The opposition leader Juan Guaidó was almost unknown both inside and outside Venezuela until the start of this year.
Guaidó was made chairman of the national assembly in January because it was the turn of his party, Voluntad Popular (People’s Will). At 35, he was a junior member of his party but its leaders were either under house arrest, in hiding or in exile.
He declared himself “interim president” that month, resting his claim on a clause in the constitution that allows the legislature to take power temporarily and call new elections if it deems the president to be failing to fulfil basic duties or to have vacated the post.
Guaidó’s relative obscurity initially proved an advantage in a country where the opposition has generally failed to distinguish itself, losing its nerve at critical moments, succumbing to infighting, and getting involved in a failed coup against Hugo Chávez in 2002.
He inspired a huge wave of protests inside Venezuela with a message of peaceful change, and won widespread international support. Countries from Europe to the US and regional powers recognised him as Venezuela’s legitimate president, handing him control of bank accounts and Venezuelan assets along with the formal recognition.
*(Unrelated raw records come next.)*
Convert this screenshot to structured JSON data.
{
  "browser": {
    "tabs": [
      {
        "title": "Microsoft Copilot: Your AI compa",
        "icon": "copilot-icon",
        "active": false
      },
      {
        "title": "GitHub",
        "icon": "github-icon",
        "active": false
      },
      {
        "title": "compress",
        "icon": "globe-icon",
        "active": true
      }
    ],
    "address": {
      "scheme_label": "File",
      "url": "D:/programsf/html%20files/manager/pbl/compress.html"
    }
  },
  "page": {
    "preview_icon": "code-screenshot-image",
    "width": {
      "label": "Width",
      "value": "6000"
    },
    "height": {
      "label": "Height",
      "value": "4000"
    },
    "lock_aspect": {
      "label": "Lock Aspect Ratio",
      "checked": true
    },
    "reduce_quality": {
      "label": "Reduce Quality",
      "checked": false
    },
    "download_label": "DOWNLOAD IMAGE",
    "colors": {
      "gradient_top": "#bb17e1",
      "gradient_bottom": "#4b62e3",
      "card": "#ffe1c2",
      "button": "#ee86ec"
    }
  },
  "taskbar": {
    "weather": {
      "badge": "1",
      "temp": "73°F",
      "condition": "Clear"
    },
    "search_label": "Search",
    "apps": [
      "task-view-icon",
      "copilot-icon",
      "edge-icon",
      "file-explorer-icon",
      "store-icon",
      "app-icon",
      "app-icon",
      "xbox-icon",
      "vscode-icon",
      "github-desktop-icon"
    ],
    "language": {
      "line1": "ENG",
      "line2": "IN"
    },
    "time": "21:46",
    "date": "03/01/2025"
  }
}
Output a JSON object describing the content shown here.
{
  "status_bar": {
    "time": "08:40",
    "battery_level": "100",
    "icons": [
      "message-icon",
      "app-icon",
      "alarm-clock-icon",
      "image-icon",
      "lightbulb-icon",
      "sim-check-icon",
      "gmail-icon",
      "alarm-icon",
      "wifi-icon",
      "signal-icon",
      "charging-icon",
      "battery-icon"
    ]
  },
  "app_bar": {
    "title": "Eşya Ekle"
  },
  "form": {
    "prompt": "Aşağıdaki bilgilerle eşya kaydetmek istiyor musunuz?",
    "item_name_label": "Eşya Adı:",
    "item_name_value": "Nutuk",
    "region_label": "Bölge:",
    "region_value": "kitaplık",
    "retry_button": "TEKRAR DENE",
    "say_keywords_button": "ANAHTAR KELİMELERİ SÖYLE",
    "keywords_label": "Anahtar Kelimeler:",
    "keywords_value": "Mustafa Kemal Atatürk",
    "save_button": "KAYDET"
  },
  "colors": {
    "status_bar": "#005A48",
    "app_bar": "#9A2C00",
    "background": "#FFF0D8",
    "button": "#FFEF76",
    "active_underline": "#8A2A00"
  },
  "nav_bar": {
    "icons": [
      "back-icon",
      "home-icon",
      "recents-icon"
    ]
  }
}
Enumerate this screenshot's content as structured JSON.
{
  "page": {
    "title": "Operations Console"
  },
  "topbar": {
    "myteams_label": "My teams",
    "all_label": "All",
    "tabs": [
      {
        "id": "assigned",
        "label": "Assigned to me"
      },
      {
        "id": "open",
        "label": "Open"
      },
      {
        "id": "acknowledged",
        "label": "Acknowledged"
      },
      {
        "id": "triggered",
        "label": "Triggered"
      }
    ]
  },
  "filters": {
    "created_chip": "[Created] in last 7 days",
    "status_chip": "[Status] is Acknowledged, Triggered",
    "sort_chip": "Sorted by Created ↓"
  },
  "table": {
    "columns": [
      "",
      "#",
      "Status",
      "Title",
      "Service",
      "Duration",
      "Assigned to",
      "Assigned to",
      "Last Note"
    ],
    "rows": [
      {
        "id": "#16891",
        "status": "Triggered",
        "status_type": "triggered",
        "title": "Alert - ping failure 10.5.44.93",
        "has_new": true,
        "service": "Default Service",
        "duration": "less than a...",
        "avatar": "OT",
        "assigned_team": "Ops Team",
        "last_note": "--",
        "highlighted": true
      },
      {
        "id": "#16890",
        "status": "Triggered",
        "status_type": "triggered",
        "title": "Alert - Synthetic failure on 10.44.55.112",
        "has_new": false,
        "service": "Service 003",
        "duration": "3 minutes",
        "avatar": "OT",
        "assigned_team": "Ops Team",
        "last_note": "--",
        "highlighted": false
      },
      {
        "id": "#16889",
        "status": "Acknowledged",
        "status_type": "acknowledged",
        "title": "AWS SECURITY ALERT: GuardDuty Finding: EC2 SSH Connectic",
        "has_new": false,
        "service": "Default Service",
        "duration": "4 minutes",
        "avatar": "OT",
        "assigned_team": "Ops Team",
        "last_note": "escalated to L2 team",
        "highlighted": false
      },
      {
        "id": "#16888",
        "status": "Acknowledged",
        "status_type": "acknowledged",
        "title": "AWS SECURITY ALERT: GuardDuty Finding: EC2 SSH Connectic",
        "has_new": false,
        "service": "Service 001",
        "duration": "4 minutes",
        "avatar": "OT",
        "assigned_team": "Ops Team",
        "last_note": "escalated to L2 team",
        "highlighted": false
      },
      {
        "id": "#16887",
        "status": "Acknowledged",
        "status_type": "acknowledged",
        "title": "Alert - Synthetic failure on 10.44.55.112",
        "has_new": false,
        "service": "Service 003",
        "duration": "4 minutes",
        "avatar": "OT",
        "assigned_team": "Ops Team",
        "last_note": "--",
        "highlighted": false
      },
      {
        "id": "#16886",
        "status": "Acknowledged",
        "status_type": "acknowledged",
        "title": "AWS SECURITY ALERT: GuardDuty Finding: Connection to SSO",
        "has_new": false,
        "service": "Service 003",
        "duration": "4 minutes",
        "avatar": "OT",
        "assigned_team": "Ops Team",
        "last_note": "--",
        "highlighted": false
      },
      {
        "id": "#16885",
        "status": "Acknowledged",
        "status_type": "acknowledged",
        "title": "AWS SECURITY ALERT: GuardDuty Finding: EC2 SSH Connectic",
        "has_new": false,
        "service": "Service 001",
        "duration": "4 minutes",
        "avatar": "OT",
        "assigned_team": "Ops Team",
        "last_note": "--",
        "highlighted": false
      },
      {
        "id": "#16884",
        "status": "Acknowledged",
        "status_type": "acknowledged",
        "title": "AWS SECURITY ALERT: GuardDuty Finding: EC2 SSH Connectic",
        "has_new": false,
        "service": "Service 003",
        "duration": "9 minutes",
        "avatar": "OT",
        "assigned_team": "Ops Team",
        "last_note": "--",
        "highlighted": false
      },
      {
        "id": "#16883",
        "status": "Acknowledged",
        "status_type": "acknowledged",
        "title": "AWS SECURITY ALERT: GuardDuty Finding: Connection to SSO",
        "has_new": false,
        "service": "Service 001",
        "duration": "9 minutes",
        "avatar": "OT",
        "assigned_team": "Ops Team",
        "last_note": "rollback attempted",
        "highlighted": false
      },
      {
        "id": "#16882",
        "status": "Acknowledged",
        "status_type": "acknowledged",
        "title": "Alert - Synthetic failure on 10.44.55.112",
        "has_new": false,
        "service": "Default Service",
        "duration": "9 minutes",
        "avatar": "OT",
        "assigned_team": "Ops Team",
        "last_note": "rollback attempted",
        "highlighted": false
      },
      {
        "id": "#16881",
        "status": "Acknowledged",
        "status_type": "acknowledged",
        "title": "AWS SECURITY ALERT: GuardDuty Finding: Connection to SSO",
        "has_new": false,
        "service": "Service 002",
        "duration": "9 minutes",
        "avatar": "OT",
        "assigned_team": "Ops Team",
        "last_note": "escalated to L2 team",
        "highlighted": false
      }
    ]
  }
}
As months dragged on however, Guaidó’s hope of winning a wave of military defections that would end the rule of Nicolás Maduro seemed to fade, leaving his movement in an uneasy limbo – self-declared president but with no power.
He raised concerns inside Venezuela and internationally when he appeared to hint at the possibility of military intervention after a failed attempt to bring humanitarian aid into the country in February.
Questions have also been raised about the bedfellows Guaidó has chosen in what he calls his bid to rescue Venezuela. His main international backer is Donald Trump.
Another key regional supporter is Brazil’s far-right firebrand president, Jair Bolsonaro, known for his hostility to human rights and his fondness for dictatorship. Despite these characteristics, Guaidó has praised what he called Bolsonaro’s “commitment to and for democracy [and] human rights”.